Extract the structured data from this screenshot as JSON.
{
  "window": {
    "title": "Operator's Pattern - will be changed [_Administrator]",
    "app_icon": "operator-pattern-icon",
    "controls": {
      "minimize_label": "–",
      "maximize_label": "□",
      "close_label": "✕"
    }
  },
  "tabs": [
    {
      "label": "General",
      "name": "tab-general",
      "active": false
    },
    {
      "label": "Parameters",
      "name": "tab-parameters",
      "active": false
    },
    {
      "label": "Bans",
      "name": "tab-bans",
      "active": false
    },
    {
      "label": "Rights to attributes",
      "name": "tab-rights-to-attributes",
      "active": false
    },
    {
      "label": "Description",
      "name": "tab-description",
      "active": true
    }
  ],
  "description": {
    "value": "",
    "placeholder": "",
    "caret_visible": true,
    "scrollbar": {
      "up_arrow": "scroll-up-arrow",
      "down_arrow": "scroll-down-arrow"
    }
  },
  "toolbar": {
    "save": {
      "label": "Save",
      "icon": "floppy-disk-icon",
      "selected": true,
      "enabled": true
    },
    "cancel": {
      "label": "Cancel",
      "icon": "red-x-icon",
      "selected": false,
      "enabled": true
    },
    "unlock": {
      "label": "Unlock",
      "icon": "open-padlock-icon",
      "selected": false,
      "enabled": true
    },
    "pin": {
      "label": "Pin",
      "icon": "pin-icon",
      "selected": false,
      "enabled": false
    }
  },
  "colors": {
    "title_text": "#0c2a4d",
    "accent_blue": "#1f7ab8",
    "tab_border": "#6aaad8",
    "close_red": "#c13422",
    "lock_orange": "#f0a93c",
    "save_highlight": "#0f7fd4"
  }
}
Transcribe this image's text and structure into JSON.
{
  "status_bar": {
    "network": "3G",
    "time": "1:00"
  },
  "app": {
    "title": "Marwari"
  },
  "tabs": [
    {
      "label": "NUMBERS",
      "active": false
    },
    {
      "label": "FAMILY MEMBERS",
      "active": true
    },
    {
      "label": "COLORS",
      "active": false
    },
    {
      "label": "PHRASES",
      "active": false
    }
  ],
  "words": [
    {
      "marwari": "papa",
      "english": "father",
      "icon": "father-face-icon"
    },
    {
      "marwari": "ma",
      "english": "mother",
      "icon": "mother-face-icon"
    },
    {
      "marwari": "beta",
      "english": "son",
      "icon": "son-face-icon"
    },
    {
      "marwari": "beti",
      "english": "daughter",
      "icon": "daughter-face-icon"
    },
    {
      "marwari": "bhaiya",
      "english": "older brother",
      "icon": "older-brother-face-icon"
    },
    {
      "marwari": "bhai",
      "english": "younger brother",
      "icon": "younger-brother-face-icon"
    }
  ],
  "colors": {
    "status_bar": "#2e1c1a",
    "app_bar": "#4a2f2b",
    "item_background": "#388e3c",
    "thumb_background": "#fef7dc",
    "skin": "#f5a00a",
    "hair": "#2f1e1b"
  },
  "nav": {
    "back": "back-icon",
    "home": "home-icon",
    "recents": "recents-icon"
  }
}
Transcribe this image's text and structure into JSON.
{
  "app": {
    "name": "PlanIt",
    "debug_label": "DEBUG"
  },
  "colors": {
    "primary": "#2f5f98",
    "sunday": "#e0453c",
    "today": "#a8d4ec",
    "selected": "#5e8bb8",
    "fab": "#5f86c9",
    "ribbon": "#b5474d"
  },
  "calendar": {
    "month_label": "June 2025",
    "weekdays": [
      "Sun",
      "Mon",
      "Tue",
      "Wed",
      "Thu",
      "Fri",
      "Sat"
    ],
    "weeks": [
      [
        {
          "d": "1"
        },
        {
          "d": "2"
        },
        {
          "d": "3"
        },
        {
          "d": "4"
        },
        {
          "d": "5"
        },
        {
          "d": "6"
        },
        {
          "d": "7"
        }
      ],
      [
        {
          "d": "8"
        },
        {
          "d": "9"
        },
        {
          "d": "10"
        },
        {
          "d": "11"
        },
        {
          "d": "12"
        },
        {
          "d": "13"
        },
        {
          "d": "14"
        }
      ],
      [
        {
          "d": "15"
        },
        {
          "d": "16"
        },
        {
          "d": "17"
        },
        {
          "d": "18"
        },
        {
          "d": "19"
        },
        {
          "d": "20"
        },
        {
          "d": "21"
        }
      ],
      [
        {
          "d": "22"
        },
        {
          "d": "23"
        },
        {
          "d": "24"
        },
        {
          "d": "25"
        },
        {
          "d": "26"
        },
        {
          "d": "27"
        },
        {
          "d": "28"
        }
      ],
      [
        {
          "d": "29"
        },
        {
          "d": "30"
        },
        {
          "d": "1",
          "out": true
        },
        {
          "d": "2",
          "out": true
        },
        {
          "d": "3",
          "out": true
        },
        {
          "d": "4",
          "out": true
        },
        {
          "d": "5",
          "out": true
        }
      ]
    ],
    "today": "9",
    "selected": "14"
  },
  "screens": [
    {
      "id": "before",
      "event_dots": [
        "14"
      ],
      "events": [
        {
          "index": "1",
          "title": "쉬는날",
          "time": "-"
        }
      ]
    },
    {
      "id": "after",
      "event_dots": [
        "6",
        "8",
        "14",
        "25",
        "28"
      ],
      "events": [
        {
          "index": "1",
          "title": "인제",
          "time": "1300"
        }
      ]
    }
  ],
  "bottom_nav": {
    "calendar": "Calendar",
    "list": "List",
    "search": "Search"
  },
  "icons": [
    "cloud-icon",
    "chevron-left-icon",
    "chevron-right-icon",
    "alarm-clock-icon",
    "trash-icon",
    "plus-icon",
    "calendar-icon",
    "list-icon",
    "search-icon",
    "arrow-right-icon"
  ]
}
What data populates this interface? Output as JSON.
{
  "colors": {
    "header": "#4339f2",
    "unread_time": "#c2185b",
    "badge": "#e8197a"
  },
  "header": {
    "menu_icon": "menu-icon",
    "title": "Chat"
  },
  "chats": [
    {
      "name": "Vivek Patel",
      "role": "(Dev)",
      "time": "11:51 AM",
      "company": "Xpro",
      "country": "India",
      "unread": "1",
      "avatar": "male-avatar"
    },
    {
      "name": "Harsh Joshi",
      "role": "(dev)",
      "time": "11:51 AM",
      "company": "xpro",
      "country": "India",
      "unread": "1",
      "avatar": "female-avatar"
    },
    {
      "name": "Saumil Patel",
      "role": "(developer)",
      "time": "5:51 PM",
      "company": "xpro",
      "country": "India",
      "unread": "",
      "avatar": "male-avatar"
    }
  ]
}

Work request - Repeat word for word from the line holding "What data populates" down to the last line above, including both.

Result of the task -
What data populates this interface? Output as JSON.
{
  "colors": {
    "header": "#4339f2",
    "unread_time": "#c2185b",
    "badge": "#e8197a"
  },
  "header": {
    "menu_icon": "menu-icon",
    "title": "Chat"
  },
  "chats": [
    {
      "name": "Vivek Patel",
      "role": "(Dev)",
      "time": "11:51 AM",
      "company": "Xpro",
      "country": "India",
      "unread": "1",
      "avatar": "male-avatar"
    },
    {
      "name": "Harsh Joshi",
      "role": "(dev)",
      "time": "11:51 AM",
      "company": "xpro",
      "country": "India",
      "unread": "1",
      "avatar": "female-avatar"
    },
    {
      "name": "Saumil Patel",
      "role": "(developer)",
      "time": "5:51 PM",
      "company": "xpro",
      "country": "India",
      "unread": "",
      "avatar": "male-avatar"
    }
  ]
}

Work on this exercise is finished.